A faithful copy of the entries is needed, one that leaves out the pictures.

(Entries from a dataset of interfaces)

====================

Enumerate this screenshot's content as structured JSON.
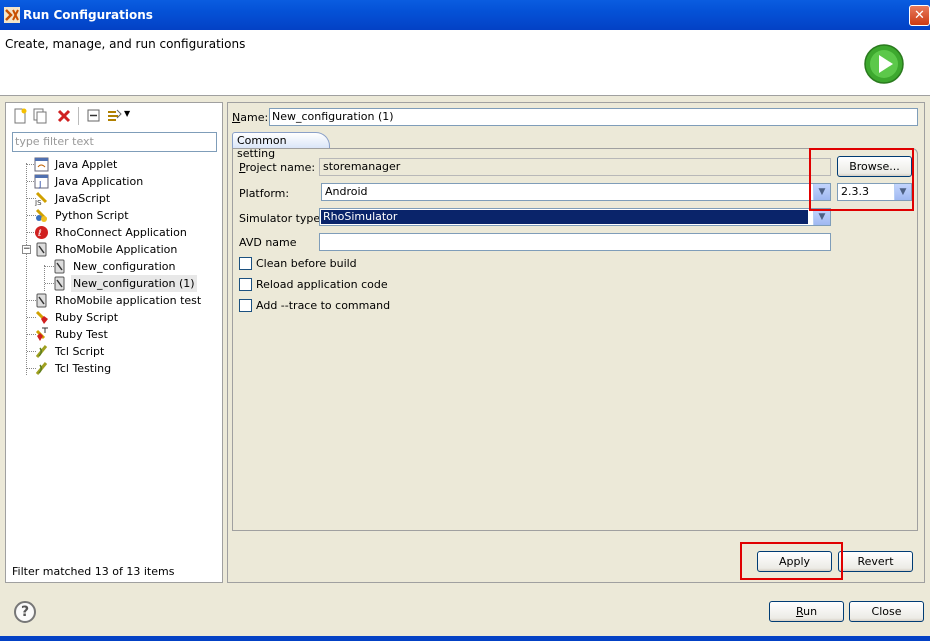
{
  "window": {
    "title": "Run Configurations",
    "close_label": "✕"
  },
  "header": {
    "subtitle": "Create, manage, and run configurations"
  },
  "left_panel": {
    "filter_placeholder": "type filter text",
    "tree": [
      {
        "label": "Java Applet",
        "icon": "java-applet-icon"
      },
      {
        "label": "Java Application",
        "icon": "java-application-icon"
      },
      {
        "label": "JavaScript",
        "icon": "javascript-icon"
      },
      {
        "label": "Python Script",
        "icon": "python-script-icon"
      },
      {
        "label": "RhoConnect Application",
        "icon": "rhoconnect-icon"
      },
      {
        "label": "RhoMobile Application",
        "icon": "rhomobile-icon",
        "expanded": true
      },
      {
        "label": "New_configuration",
        "icon": "config-icon"
      },
      {
        "label": "New_configuration (1)",
        "icon": "config-icon",
        "selected": true
      },
      {
        "label": "RhoMobile application test",
        "icon": "rhomobile-test-icon"
      },
      {
        "label": "Ruby Script",
        "icon": "ruby-script-icon"
      },
      {
        "label": "Ruby Test",
        "icon": "ruby-test-icon"
      },
      {
        "label": "Tcl Script",
        "icon": "tcl-script-icon"
      },
      {
        "label": "Tcl Testing",
        "icon": "tcl-testing-icon"
      }
    ],
    "filter_status": "Filter matched 13 of 13 items"
  },
  "config": {
    "name_label": "Name:",
    "name_value": "New_configuration (1)",
    "tab_label": "Common setting",
    "project_label": "Project name:",
    "project_value": "storemanager",
    "browse_label": "Browse...",
    "platform_label": "Platform:",
    "platform_value": "Android",
    "version_value": "2.3.3",
    "simulator_label": "Simulator type:",
    "simulator_value": "RhoSimulator",
    "avd_label": "AVD name",
    "avd_value": "",
    "clean_label": "Clean before build",
    "reload_label": "Reload application code",
    "trace_label": "Add --trace to command",
    "apply_label": "Apply",
    "revert_label": "Revert"
  },
  "footer": {
    "run_label": "Run",
    "close_label": "Close",
    "help_glyph": "?"
  },
  "colors": {
    "titlebar": "#0451d6",
    "highlight_box": "#e00000",
    "selection": "#0a246a"
  }
}
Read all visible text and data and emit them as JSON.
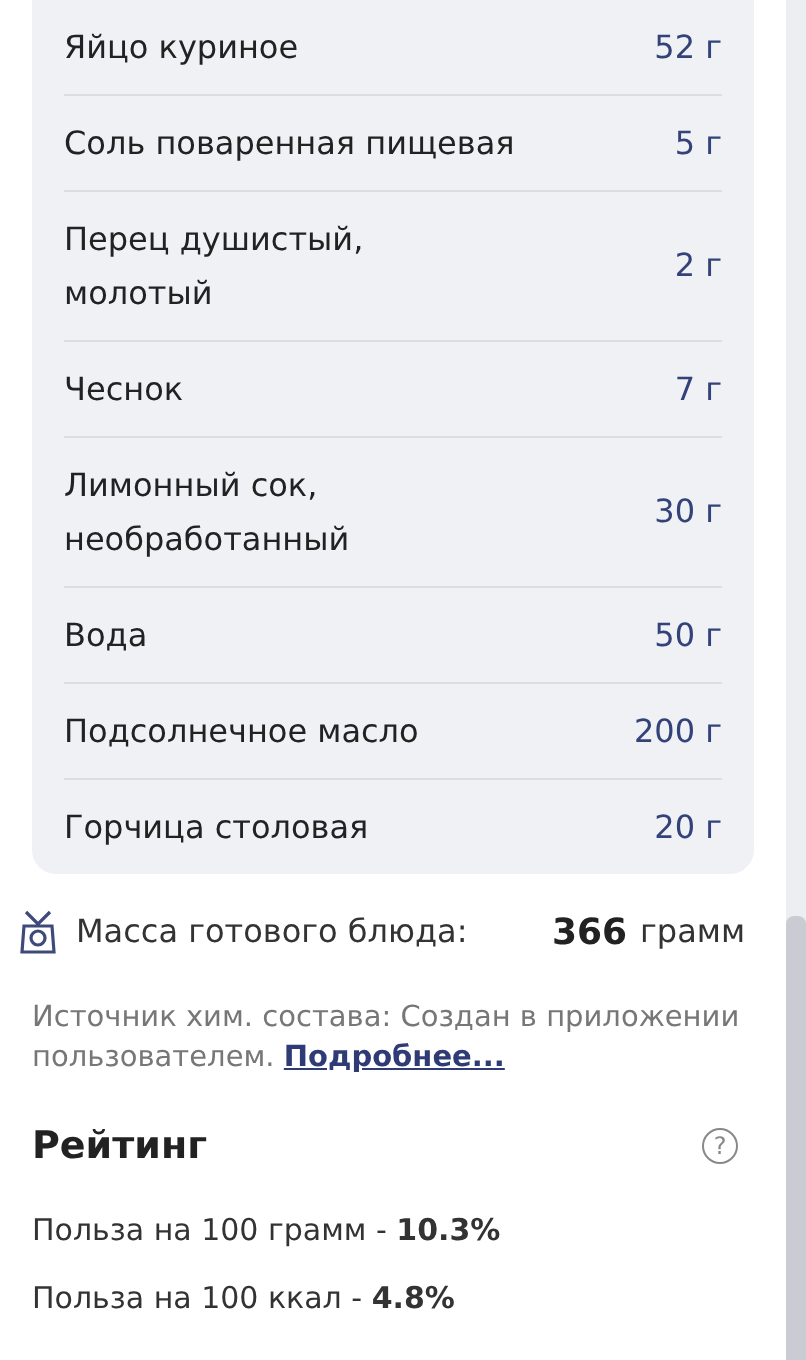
{
  "ingredients": [
    {
      "name_lines": [
        "Яйцо куриное"
      ],
      "amount": "52 г"
    },
    {
      "name_lines": [
        "Соль поваренная пищевая"
      ],
      "amount": "5 г"
    },
    {
      "name_lines": [
        "Перец душистый,",
        "молотый"
      ],
      "amount": "2 г"
    },
    {
      "name_lines": [
        "Чеснок"
      ],
      "amount": "7 г"
    },
    {
      "name_lines": [
        "Лимонный сок,",
        "необработанный"
      ],
      "amount": "30 г"
    },
    {
      "name_lines": [
        "Вода"
      ],
      "amount": "50 г"
    },
    {
      "name_lines": [
        "Подсолнечное масло"
      ],
      "amount": "200 г"
    },
    {
      "name_lines": [
        "Горчица столовая"
      ],
      "amount": "20 г"
    }
  ],
  "dish_mass": {
    "label": "Масса готового блюда:",
    "value": "366",
    "unit": "грамм"
  },
  "source": {
    "text": "Источник хим. состава: Создан в приложении пользователем.",
    "link": "Подробнее..."
  },
  "rating": {
    "title": "Рейтинг",
    "help": "?",
    "lines": [
      "Польза на 100 грамм - **10.3%**",
      "Польза на 100 ккал - **4.8%**"
    ]
  }
}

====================

▸ **Answer space**:
Enumerate this screenshot's content as structured JSON.
{
  "window": {
    "title": "Run Configurations",
    "close_label": "✕"
  },
  "header": {
    "subtitle": "Create, manage, and run configurations"
  },
  "left_panel": {
    "filter_placeholder": "type filter text",
    "tree": [
      {
        "label": "Java Applet",
        "icon": "java-applet-icon"
      },
      {
        "label": "Java Application",
        "icon": "java-application-icon"
      },
      {
        "label": "JavaScript",
        "icon": "javascript-icon"
      },
      {
        "label": "Python Script",
        "icon": "python-script-icon"
      },
      {
        "label": "RhoConnect Application",
        "icon": "rhoconnect-icon"
      },
      {
        "label": "RhoMobile Application",
        "icon": "rhomobile-icon",
        "expanded": true
      },
      {
        "label": "New_configuration",
        "icon": "config-icon"
      },
      {
        "label": "New_configuration (1)",
        "icon": "config-icon",
        "selected": true
      },
      {
        "label": "RhoMobile application test",
        "icon": "rhomobile-test-icon"
      },
      {
        "label": "Ruby Script",
        "icon": "ruby-script-icon"
      },
      {
        "label": "Ruby Test",
        "icon": "ruby-test-icon"
      },
      {
        "label": "Tcl Script",
        "icon": "tcl-script-icon"
      },
      {
        "label": "Tcl Testing",
        "icon": "tcl-testing-icon"
      }
    ],
    "filter_status": "Filter matched 13 of 13 items"
  },
  "config": {
    "name_label": "Name:",
    "name_value": "New_configuration (1)",
    "tab_label": "Common setting",
    "project_label": "Project name:",
    "project_value": "storemanager",
    "browse_label": "Browse...",
    "platform_label": "Platform:",
    "platform_value": "Android",
    "version_value": "2.3.3",
    "simulator_label": "Simulator type:",
    "simulator_value": "RhoSimulator",
    "avd_label": "AVD name",
    "avd_value": "",
    "clean_label": "Clean before build",
    "reload_label": "Reload application code",
    "trace_label": "Add --trace to command",
    "apply_label": "Apply",
    "revert_label": "Revert"
  },
  "footer": {
    "run_label": "Run",
    "close_label": "Close",
    "help_glyph": "?"
  },
  "colors": {
    "titlebar": "#0451d6",
    "highlight_box": "#e00000",
    "selection": "#0a246a"
  }
}
Read all visible text and data and emit them as JSON.
{
  "ingredients": [
    {
      "name_lines": [
        "Яйцо куриное"
      ],
      "amount": "52 г"
    },
    {
      "name_lines": [
        "Соль поваренная пищевая"
      ],
      "amount": "5 г"
    },
    {
      "name_lines": [
        "Перец душистый,",
        "молотый"
      ],
      "amount": "2 г"
    },
    {
      "name_lines": [
        "Чеснок"
      ],
      "amount": "7 г"
    },
    {
      "name_lines": [
        "Лимонный сок,",
        "необработанный"
      ],
      "amount": "30 г"
    },
    {
      "name_lines": [
        "Вода"
      ],
      "amount": "50 г"
    },
    {
      "name_lines": [
        "Подсолнечное масло"
      ],
      "amount": "200 г"
    },
    {
      "name_lines": [
        "Горчица столовая"
      ],
      "amount": "20 г"
    }
  ],
  "dish_mass": {
    "label": "Масса готового блюда:",
    "value": "366",
    "unit": "грамм"
  },
  "source": {
    "text": "Источник хим. состава: Создан в приложении пользователем.",
    "link": "Подробнее..."
  },
  "rating": {
    "title": "Рейтинг",
    "help": "?",
    "lines": [
      "Польза на 100 грамм - **10.3%**",
      "Польза на 100 ккал - **4.8%**"
    ]
  }
}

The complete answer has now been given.